A Council tenant has been ordered to pay almost £3,000 by way of an Unlawful Profit Order in addition to a further £2,914 in costs to the Council - after letting out his property on the website AirBnB. (h/t Tenancy Fraud)
Peter John Wootton, aged 46, of Coastguard Flats, West Looe, was due to appear at Bodmin Magistrates Court on Wednesday 22 February, but failed to attend. As a result, the Magistrates agreed to hear the case in his absence.
During the hearing, the court heard that the Council's Corporate Fraud Investigations Team began investigating Mr Wootton in July 2016 after receiving an anonymous tip off that he had been advertising his property on the website AirBnB. Under the terms of Mr Wootton's tenancy with Cornwall Housing Ltd he did not have permission to sub-let the property.
Further investigations identified 10 instances where payments were made to Mr Wootton, totalling £2,958.
The court heard that a number of attempts had been made to interview Mr Wootton under caution.
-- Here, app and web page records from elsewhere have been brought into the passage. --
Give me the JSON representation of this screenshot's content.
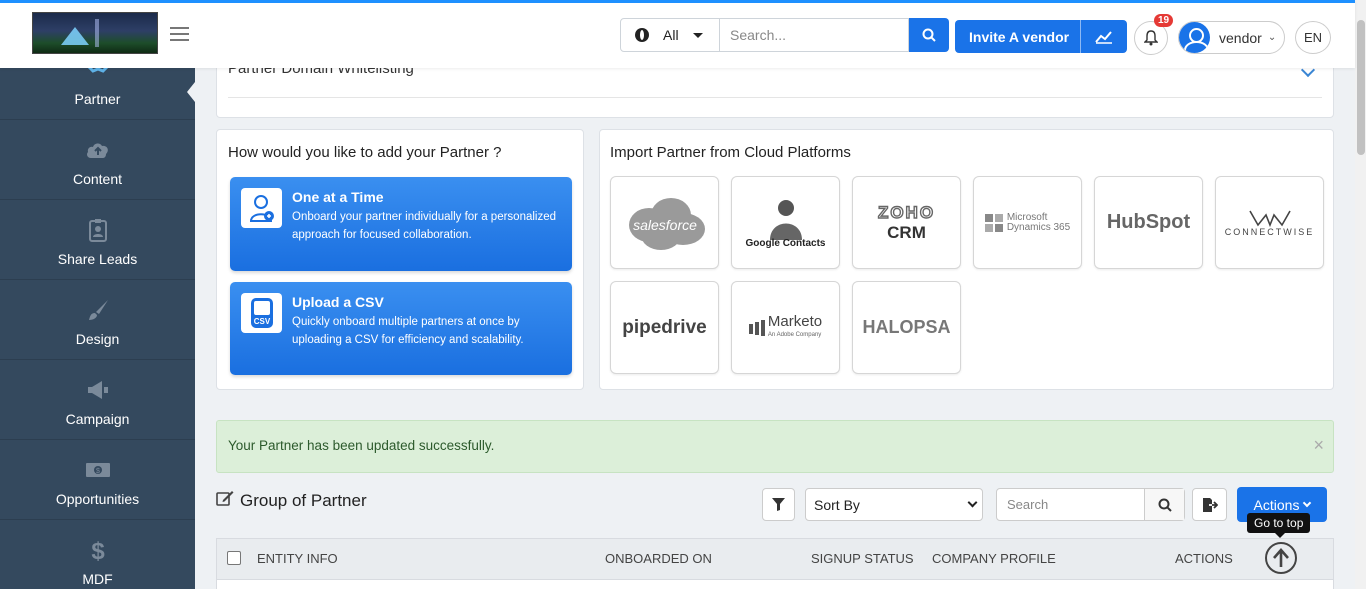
{
  "header": {
    "scope": "All",
    "search_placeholder": "Search...",
    "invite_label": "Invite A vendor",
    "notification_count": "19",
    "user_name": "vendor",
    "language": "EN"
  },
  "sidebar": {
    "items": [
      {
        "label": "Partner",
        "icon": "handshake-icon"
      },
      {
        "label": "Content",
        "icon": "cloud-upload-icon"
      },
      {
        "label": "Share Leads",
        "icon": "clipboard-user-icon"
      },
      {
        "label": "Design",
        "icon": "paintbrush-icon"
      },
      {
        "label": "Campaign",
        "icon": "megaphone-icon"
      },
      {
        "label": "Opportunities",
        "icon": "money-bill-icon"
      },
      {
        "label": "MDF",
        "icon": "dollar-icon"
      }
    ]
  },
  "whitelist": {
    "title": "Partner Domain Whitelisting"
  },
  "add_partner": {
    "question": "How would you like to add your Partner ?",
    "options": [
      {
        "title": "One at a Time",
        "description": "Onboard your partner individually for a personalized approach for focused collaboration."
      },
      {
        "title": "Upload a CSV",
        "description": "Quickly onboard multiple partners at once by uploading a CSV for efficiency and scalability.",
        "badge": "CSV"
      }
    ]
  },
  "import": {
    "title": "Import Partner from Cloud Platforms",
    "platforms": [
      {
        "name": "salesforce"
      },
      {
        "name": "Google Contacts"
      },
      {
        "name": "ZOHO",
        "sub": "CRM"
      },
      {
        "name": "Microsoft",
        "sub": "Dynamics 365"
      },
      {
        "name": "HubSpot"
      },
      {
        "name": "CONNECTWISE"
      },
      {
        "name": "pipedrive"
      },
      {
        "name": "Marketo",
        "sub": "An Adobe Company"
      },
      {
        "name": "HALOPSA"
      }
    ]
  },
  "alert": {
    "message": "Your Partner has been updated successfully.",
    "close": "×"
  },
  "group": {
    "title": "Group of Partner",
    "sort_label": "Sort By",
    "search_placeholder": "Search",
    "actions_label": "Actions"
  },
  "table": {
    "columns": [
      "ENTITY INFO",
      "ONBOARDED ON",
      "SIGNUP STATUS",
      "COMPANY PROFILE",
      "ACTIONS"
    ]
  },
  "tooltip": "Go to top",
  "colors": {
    "primary": "#1a73e8",
    "sidebar": "#34495e",
    "alert_bg": "#dcefd9"
  }
}
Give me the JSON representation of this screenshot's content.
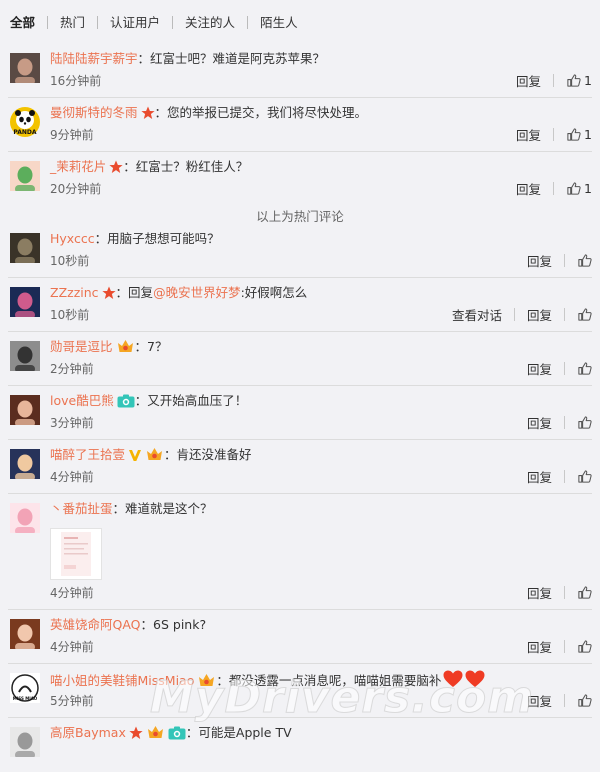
{
  "tabs": [
    "全部",
    "热门",
    "认证用户",
    "关注的人",
    "陌生人"
  ],
  "labels": {
    "reply": "回复",
    "view_dialog": "查看对话",
    "hot_divider": "以上为热门评论"
  },
  "hot_comments": [
    {
      "user": "陆陆陆薪宇薪宇",
      "text": "红富士吧？难道是阿克苏苹果？",
      "time": "16分钟前",
      "likes": "1",
      "avatar": "avatar-girl"
    },
    {
      "user": "曼彻斯特的冬雨",
      "text": "您的举报已提交，我们将尽快处理。",
      "time": "9分钟前",
      "likes": "1",
      "avatar": "panda-avatar",
      "badges": [
        "star-icon"
      ],
      "avatar_text": "PANDA"
    },
    {
      "user": "_茉莉花片",
      "text": "红富士？粉红佳人？",
      "time": "20分钟前",
      "likes": "1",
      "avatar": "cartoon-avatar",
      "badges": [
        "star-icon"
      ]
    }
  ],
  "comments": [
    {
      "user": "Hyxccc",
      "text": "用脑子想想可能吗？",
      "time": "10秒前",
      "avatar": "avatar-dark"
    },
    {
      "user": "ZZzzinc",
      "text_prefix": "回复",
      "mention": "@晚安世界好梦",
      "text": ":好假啊怎么",
      "time": "10秒前",
      "avatar": "avatar-blue",
      "badges": [
        "star-icon"
      ],
      "view_dialog": true
    },
    {
      "user": "勋哥是逗比",
      "text": "7？",
      "time": "2分钟前",
      "avatar": "avatar-gray",
      "badges": [
        "vip-icon"
      ]
    },
    {
      "user": "love酷巴熊",
      "text": "又开始高血压了！",
      "time": "3分钟前",
      "avatar": "avatar-face",
      "badges": [
        "camera-icon"
      ]
    },
    {
      "user": "喵醉了王拾壹",
      "text": "肯还没准备好",
      "time": "4分钟前",
      "avatar": "avatar-cartoon-dark",
      "badges": [
        "verified-v-icon",
        "vip-icon"
      ]
    },
    {
      "user": "丶番茄扯蛋",
      "text": "难道就是这个？",
      "time": "4分钟前",
      "avatar": "avatar-pink",
      "has_image": true
    },
    {
      "user": "英雄饶命阿QAQ",
      "text": "6S pink?",
      "time": "4分钟前",
      "avatar": "avatar-child"
    },
    {
      "user": "喵小姐的美鞋铺MissMiao",
      "text": "都没透露一点消息呢，喵喵姐需要脑补",
      "time": "5分钟前",
      "avatar": "avatar-logo",
      "badges": [
        "vip-icon"
      ],
      "trailing": [
        "heart-icon",
        "heart-icon"
      ],
      "avatar_text": "MISS MIAO"
    },
    {
      "user": "高原Baymax",
      "text": "可能是Apple TV",
      "time": "",
      "avatar": "avatar-baymax",
      "badges": [
        "star-icon",
        "vip-icon",
        "camera-icon"
      ]
    }
  ],
  "watermark": "MyDrivers.com",
  "colors": {
    "username": "#eb7350",
    "background": "#f2f2f5",
    "divider": "#dcdcdc"
  }
}
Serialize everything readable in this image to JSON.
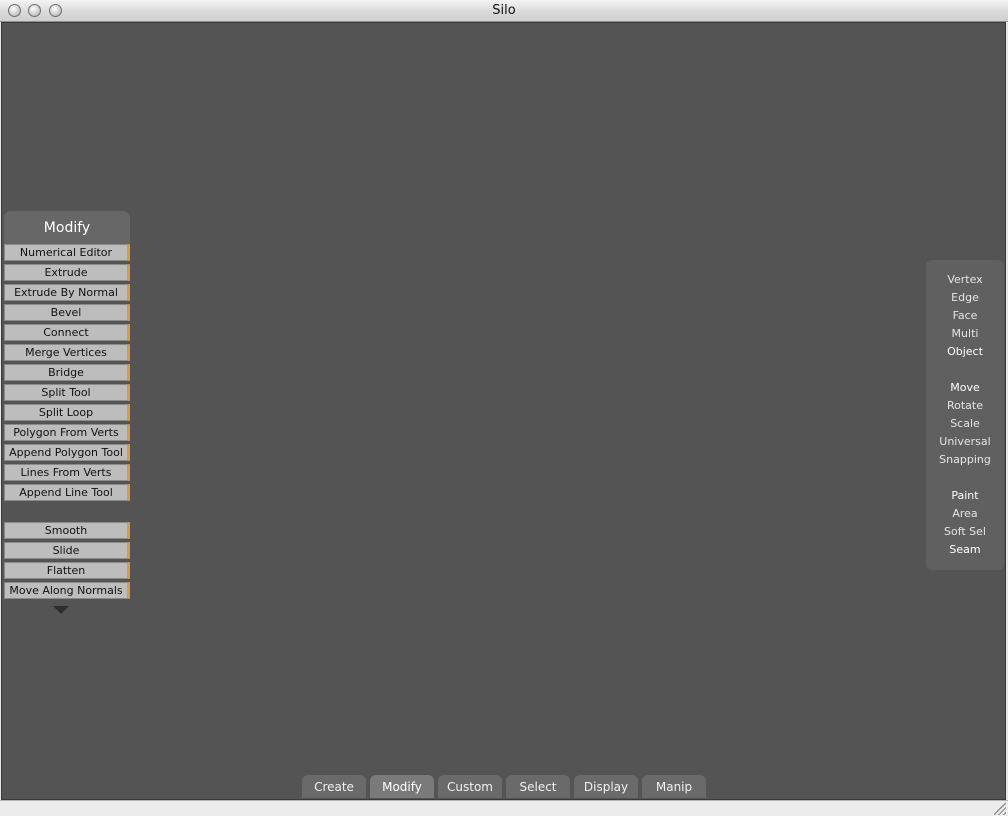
{
  "window": {
    "title": "Silo"
  },
  "modify_panel": {
    "title": "Modify",
    "group1": [
      "Numerical Editor",
      "Extrude",
      "Extrude By Normal",
      "Bevel",
      "Connect",
      "Merge Vertices",
      "Bridge",
      "Split Tool",
      "Split Loop",
      "Polygon From Verts",
      "Append Polygon Tool",
      "Lines From Verts",
      "Append Line Tool"
    ],
    "group2": [
      "Smooth",
      "Slide",
      "Flatten",
      "Move Along Normals"
    ],
    "more_icon": "triangle-down-icon"
  },
  "right_panel": {
    "selection_modes": [
      "Vertex",
      "Edge",
      "Face",
      "Multi",
      "Object"
    ],
    "active_selection_mode": "Object",
    "manipulators": [
      "Move",
      "Rotate",
      "Scale",
      "Universal",
      "Snapping"
    ],
    "active_manipulator": "Move",
    "select_tools": [
      "Paint",
      "Area",
      "Soft Sel",
      "Seam"
    ],
    "active_select_tools": [
      "Paint",
      "Seam"
    ]
  },
  "tabs": [
    "Create",
    "Modify",
    "Custom",
    "Select",
    "Display",
    "Manip"
  ],
  "active_tab": "Modify",
  "colors": {
    "viewport": "#545454",
    "button_accent": "#c9a24a"
  }
}
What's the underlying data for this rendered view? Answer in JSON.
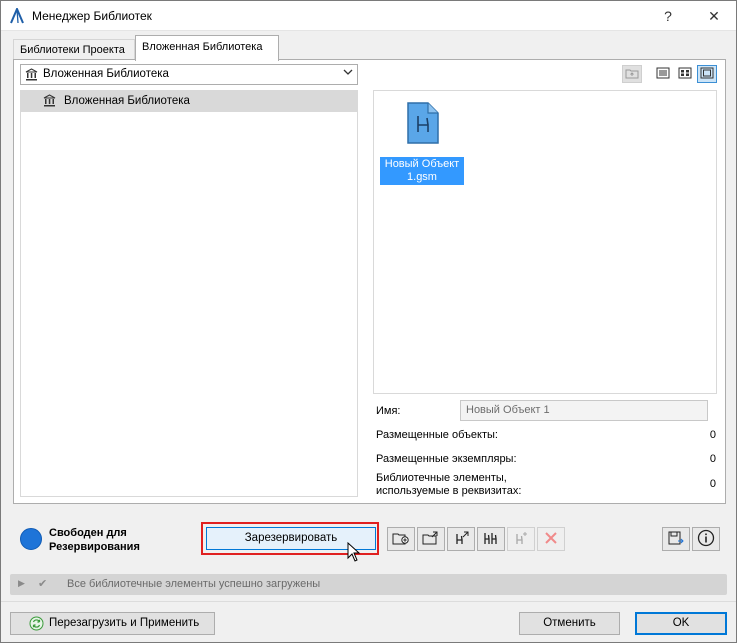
{
  "window": {
    "title": "Менеджер Библиотек",
    "help_label": "?",
    "close_label": "✕"
  },
  "tabs": [
    {
      "label": "Библиотеки Проекта",
      "active": false
    },
    {
      "label": "Вложенная Библиотека",
      "active": true
    }
  ],
  "library_select": {
    "value": "Вложенная Библиотека"
  },
  "tree": {
    "items": [
      {
        "label": "Вложенная Библиотека",
        "selected": true
      }
    ]
  },
  "view_buttons": [
    {
      "icon": "parent-folder-icon",
      "disabled": true
    },
    {
      "icon": "list-view-icon"
    },
    {
      "icon": "grid-view-icon"
    },
    {
      "icon": "large-icon-view-icon",
      "selected": true
    }
  ],
  "preview": {
    "file": {
      "name": "Новый Объект 1.gsm",
      "name_line1": "Новый Объект",
      "name_line2": "1.gsm",
      "icon": "chair-file-icon"
    }
  },
  "info": {
    "name_label": "Имя:",
    "name_value": "Новый Объект 1",
    "placed_objects_label": "Размещенные объекты:",
    "placed_objects_value": "0",
    "placed_instances_label": "Размещенные экземпляры:",
    "placed_instances_value": "0",
    "attr_elements_label_1": "Библиотечные элементы,",
    "attr_elements_label_2": "используемые в реквизитах:",
    "attr_elements_value": "0"
  },
  "status": {
    "line1": "Свободен для",
    "line2": "Резервирования",
    "color": "#1e74d8"
  },
  "actions": {
    "reserve_label": "Зарезервировать",
    "icon_buttons": [
      "add-file-icon",
      "import-folder-icon",
      "import-object-icon",
      "objects-icon",
      "objects-add-icon",
      "delete-icon"
    ],
    "save_icon": "save-export-icon",
    "info_icon": "info-icon"
  },
  "loaded_status": {
    "text": "Все библиотечные элементы успешно загружены"
  },
  "footer": {
    "reload_label": "Перезагрузить и Применить",
    "cancel_label": "Отменить",
    "ok_label": "OK"
  },
  "colors": {
    "accent": "#0078d7",
    "highlight": "#3399ff",
    "delete": "#e57373"
  }
}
He eventually attended for interview in November 2016 but decided that he did not want to stay or be shown the various items of documentary evidence. He later sent the Council a short handwritten statement stating that during the summer he had had people staying who he classed as lodgers.
After hearing the case, Magistrates found Mr Wootton guilty of an offence under Section 1 of the Prevention of Social Housing Fraud Act for sub-letting and parting with possession of his whole dwelling house, ceasing to occupy it as his only or principal home.
Kevin Hill, prosecuting for Cornwall Council, then presented the Court with a Section 4 Notice under the Prevention of Social Housing Fraud Act for an Unlawful Profit Order to the value of £2,958.
The Magistrates awarded full payment of the Unlawful Profit Order of £2,958.00 and, in addition, granted the Council's application for investigation and legal costs totalling £2,914.00. This amount covered the costs of investigating the matter and bringing it before the Court.
Following the conviction, Pete Jarman, Landlord Services Director for Cornwall Housing Ltd, said: "Cornwall Housing Ltd. takes tenancy fraud very seriously and works closely in partnership with Cornwall Council's Corporate Fraud team to identify, investigate and potentially prosecute cases of tenancy fraud. It is important that such a scarce resource as social housing goes to individuals and families who are in genuine housing need."
Simba Muzarurwi, Cornwall Council's Head of Internal Audit and Risk, said: "Our team of professional investigators continue to work with Cornwall Housing Ltd to combat fraud. The Council has a zero tolerance policy on all forms of fraud so the Corporate Counter Fraud Team will leave no stone unturned to ensure that those responsible for perpetrating fraud are brought to book. By continuous checking and investigation of anomalies in information supplied by tenants and potential tenants, we can help ensure that housing in Cornwall is allocated to those in most need."
Despite the brave words, this is another case where the housing provider only found out about the illegal sub-letting through an anonymous tip-off.